Alan Pemberton punched his estranged wife Julia in the mouth after calling her a "fucking whore" and shot her four times at close range with a 12-bore shotgun. Moments earlier, Mr Pemberton, 48, had killed their 17-year-old son, William, outside their £1m mansion in Hermitage, Berkshire. He later turned the gun on himself. Mrs Pemberton's terror during her last moments were recorded in a desperate 16-minute 999 phone call.

The inquest at Reading civic centre heard the millionaire financial adviser was obsessed with taking revenge on his 47-year-old wife for trying to divorce him and accusing him of raping her.

Detective Inspector Steven Reschwamm, the investigating officer, said an undated note in which he admitted having a contract out on his wife was found in a black briefcase in Mr Pemberton's BMW, parked nearby on 18 November 2003, the day of the killings. The note read: "I have paid a substantial amount of cash to have her killed if I fail myself."

He also wrote that he wanted Mrs Pemberton to tell their son that the allegations of sexual abuse were untrue. "I hated to think that I died with my children thinking I had raped their mother. My anger for what she has done and the callous way in which she has done it left me with no alternative but to take my revenge."

Det Insp Reschwamm said Thames Valley Police had found no evidence that Mr Pemberton had paid a hit-man but it was clear "he had been prepared to do this for some time".

John Cownley, a family friend, had earlier testified that Mr Pemberton was a "proud father" but added that he was stressed by a legal battle with a business partner and his wife's allegations of sexual abuse. He spoke of Mrs Pemberton's fear that her husband would kill her: "She did say on a number of occasions, 'if Alan kills himself, he'll kill me first'."

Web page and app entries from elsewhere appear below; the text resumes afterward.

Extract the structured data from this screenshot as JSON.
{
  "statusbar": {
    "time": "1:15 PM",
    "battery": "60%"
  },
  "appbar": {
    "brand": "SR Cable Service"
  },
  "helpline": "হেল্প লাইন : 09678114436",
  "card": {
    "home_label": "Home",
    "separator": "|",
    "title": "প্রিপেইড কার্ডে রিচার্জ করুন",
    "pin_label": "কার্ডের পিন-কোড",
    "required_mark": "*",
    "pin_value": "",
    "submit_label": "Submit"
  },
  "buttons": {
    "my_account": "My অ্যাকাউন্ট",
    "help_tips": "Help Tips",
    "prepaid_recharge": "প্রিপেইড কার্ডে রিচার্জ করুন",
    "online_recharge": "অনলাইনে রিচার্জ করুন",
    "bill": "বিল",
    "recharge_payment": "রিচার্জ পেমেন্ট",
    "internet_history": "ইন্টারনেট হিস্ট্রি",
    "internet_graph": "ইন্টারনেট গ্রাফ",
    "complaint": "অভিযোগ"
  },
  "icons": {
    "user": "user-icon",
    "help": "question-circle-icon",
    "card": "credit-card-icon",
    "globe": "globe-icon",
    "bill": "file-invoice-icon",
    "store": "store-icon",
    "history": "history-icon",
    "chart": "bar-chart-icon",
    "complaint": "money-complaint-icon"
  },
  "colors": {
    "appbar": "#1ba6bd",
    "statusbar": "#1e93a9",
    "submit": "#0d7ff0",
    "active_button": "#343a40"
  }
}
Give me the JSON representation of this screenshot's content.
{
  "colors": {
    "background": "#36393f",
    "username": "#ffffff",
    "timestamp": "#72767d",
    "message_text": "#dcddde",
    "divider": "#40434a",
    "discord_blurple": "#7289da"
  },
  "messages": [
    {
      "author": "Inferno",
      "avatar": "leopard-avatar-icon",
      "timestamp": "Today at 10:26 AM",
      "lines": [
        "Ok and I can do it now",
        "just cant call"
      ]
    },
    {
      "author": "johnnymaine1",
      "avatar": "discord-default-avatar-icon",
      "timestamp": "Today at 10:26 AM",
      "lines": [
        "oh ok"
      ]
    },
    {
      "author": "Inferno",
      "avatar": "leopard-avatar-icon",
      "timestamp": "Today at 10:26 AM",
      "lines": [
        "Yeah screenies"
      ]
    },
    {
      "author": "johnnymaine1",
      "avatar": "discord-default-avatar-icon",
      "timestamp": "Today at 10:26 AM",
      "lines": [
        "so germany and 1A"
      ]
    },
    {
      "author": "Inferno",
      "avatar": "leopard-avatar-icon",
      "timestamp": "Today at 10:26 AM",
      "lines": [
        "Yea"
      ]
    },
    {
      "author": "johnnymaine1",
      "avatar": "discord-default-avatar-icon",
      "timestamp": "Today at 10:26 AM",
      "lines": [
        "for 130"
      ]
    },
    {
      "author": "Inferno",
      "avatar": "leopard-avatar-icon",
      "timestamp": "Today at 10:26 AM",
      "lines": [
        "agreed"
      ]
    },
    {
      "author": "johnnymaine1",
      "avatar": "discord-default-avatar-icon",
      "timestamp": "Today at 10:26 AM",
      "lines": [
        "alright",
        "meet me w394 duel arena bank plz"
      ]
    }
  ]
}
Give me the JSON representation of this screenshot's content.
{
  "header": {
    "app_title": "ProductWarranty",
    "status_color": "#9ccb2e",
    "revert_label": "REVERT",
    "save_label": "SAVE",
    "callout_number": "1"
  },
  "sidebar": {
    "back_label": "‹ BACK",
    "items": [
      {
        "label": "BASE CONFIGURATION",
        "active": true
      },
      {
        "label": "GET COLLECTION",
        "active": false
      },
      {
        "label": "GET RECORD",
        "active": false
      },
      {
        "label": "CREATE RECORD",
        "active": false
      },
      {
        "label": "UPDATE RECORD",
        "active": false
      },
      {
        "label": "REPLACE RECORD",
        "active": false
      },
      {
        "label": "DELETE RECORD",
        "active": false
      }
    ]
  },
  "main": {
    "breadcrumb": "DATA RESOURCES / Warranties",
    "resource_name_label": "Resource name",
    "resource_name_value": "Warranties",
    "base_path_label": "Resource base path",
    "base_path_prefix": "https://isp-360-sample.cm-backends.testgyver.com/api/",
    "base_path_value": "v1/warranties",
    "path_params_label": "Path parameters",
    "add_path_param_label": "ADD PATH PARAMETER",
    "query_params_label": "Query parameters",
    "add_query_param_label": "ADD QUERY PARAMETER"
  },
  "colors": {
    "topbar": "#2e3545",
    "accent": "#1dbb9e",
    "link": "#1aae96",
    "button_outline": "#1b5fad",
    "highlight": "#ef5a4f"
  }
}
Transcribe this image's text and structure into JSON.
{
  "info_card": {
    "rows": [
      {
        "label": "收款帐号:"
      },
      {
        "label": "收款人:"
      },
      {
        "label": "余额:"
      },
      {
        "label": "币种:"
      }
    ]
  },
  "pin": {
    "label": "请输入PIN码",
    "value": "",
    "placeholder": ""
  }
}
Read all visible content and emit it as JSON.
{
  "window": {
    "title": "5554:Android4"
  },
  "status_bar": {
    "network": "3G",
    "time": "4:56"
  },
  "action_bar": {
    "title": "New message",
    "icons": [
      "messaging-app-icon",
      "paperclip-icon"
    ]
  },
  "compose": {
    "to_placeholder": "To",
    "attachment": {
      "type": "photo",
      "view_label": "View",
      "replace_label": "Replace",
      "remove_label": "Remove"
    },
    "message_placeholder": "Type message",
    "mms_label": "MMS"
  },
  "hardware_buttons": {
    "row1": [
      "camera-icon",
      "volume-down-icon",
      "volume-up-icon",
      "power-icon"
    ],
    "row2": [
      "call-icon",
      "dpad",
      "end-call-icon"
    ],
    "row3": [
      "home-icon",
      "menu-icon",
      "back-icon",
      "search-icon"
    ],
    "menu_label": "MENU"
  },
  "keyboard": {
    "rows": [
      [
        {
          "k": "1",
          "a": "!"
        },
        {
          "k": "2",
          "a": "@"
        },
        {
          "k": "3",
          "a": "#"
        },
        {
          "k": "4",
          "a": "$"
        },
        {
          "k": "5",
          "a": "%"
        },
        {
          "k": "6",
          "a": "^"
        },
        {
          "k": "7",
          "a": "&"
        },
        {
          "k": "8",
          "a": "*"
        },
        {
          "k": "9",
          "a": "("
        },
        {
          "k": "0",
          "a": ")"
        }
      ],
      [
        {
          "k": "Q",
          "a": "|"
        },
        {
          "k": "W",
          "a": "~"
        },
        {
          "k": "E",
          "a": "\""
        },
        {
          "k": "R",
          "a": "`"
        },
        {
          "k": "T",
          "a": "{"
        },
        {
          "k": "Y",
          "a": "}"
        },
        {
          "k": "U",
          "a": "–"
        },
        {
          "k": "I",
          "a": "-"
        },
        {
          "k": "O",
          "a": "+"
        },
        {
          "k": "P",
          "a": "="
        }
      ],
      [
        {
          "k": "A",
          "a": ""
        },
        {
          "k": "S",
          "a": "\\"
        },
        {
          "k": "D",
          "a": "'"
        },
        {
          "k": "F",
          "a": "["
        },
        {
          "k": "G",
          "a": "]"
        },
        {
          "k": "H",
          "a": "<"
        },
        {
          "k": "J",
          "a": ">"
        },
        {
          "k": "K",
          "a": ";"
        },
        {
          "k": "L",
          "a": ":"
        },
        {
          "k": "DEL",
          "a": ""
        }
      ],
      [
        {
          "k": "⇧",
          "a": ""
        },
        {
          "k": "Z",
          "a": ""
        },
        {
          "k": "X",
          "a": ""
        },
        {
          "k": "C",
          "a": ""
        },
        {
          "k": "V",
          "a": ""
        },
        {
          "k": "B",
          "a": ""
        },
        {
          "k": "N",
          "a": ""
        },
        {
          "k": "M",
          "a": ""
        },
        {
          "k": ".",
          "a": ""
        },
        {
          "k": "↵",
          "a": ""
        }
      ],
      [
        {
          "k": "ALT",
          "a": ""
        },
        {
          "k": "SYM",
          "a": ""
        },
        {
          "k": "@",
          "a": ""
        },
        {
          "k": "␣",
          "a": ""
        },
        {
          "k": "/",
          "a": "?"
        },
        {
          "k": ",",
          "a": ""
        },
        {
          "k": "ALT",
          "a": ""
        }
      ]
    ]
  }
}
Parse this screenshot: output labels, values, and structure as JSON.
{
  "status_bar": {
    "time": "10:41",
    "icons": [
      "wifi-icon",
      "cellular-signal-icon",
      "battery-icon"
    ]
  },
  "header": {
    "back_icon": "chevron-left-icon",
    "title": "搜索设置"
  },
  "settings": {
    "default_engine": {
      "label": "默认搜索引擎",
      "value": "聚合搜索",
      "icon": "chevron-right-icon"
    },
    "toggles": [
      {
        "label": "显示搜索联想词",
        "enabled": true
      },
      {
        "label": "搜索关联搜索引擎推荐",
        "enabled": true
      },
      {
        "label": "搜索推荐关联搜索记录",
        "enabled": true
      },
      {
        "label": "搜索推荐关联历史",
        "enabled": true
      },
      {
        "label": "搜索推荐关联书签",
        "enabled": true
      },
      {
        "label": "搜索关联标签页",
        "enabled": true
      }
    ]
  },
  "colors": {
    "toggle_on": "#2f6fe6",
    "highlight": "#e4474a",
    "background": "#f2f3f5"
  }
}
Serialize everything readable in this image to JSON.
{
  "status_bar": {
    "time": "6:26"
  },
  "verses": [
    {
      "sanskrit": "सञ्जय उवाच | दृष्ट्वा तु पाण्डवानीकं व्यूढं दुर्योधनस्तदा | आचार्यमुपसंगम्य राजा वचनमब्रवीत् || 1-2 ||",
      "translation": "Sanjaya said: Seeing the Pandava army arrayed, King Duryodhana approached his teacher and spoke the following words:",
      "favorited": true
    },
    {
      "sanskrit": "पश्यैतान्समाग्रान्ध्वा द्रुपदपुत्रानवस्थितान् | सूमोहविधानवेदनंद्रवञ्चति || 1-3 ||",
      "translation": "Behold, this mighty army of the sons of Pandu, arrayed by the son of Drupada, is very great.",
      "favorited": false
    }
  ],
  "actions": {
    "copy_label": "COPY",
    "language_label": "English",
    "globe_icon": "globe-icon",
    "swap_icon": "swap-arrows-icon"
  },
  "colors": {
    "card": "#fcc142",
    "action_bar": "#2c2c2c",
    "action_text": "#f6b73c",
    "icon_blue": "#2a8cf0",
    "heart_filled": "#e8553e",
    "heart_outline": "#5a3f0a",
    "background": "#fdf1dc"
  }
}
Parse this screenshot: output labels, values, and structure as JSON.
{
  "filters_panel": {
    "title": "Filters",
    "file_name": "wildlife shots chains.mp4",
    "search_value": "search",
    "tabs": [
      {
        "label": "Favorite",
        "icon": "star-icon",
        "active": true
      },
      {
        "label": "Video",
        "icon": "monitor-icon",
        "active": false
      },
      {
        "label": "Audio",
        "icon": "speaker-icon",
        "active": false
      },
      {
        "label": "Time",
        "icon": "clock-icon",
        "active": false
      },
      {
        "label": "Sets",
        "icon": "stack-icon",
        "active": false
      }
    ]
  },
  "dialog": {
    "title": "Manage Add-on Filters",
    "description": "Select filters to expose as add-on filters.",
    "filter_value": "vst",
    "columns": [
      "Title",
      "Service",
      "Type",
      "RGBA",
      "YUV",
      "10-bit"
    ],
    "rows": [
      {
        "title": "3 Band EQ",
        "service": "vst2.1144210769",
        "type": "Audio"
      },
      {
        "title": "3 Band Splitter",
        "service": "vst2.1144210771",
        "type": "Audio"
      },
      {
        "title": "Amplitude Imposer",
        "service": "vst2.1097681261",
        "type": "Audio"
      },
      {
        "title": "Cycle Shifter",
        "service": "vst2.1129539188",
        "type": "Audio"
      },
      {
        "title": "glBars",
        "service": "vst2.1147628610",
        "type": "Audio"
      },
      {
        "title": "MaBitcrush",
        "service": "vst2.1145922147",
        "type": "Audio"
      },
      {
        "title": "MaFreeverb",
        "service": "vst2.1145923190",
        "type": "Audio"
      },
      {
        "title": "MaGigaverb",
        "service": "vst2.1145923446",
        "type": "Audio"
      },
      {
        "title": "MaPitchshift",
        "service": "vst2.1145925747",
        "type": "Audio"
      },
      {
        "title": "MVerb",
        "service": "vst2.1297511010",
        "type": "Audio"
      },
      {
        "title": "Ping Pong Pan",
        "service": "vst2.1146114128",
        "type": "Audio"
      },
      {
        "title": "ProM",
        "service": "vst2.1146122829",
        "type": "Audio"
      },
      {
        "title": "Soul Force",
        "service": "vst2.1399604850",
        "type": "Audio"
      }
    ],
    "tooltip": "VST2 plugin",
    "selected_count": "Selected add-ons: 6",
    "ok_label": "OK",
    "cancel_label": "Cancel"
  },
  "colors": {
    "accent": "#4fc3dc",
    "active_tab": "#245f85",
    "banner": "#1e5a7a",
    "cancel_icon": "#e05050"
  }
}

The inquest heard how Mrs Pemberton had suffered years of abuse by her husband, who had threatened to kill her. On the evening of her death, she phoned 999 at 7.11pm. Officers arrived nearly 40 minutes later at 7.50pm, after some difficulty in locating the house.

Peter Bedford, the Berkshire coroner, described Mr Pemberton's "desperation" and "callousness" as he recorded a verdict of unlawful killing. He exonerated Thames Valley Police of blame.

The couple's daughter, Laura Pemberton, 20, who was away at Cambridge University when the killings took place, said afterwards in a written statement: "As you can imagine, it has been a very difficult time for me since the tragic loss of my family last November. Now that the inquest is over I would like to try to get on with my life. I am very grateful to everyone who has supported me through the past months, especially my family and friends."

Mrs Pemberton's brother, Frank Mullane, called William "a hero" for attempting to save his mother's life. "William took it on himself to stand before his father. He took two shots at point-blank range on the porch. It appears he then went round the side of the house to call his father back whilst bearing these wounds," he said.

He criticised shortcomings in Thames Valley Police's domestic violence policy and said he had not had an "adequate answer" as to why police waited nearly seven hours to enter the house at 1.53am the following day.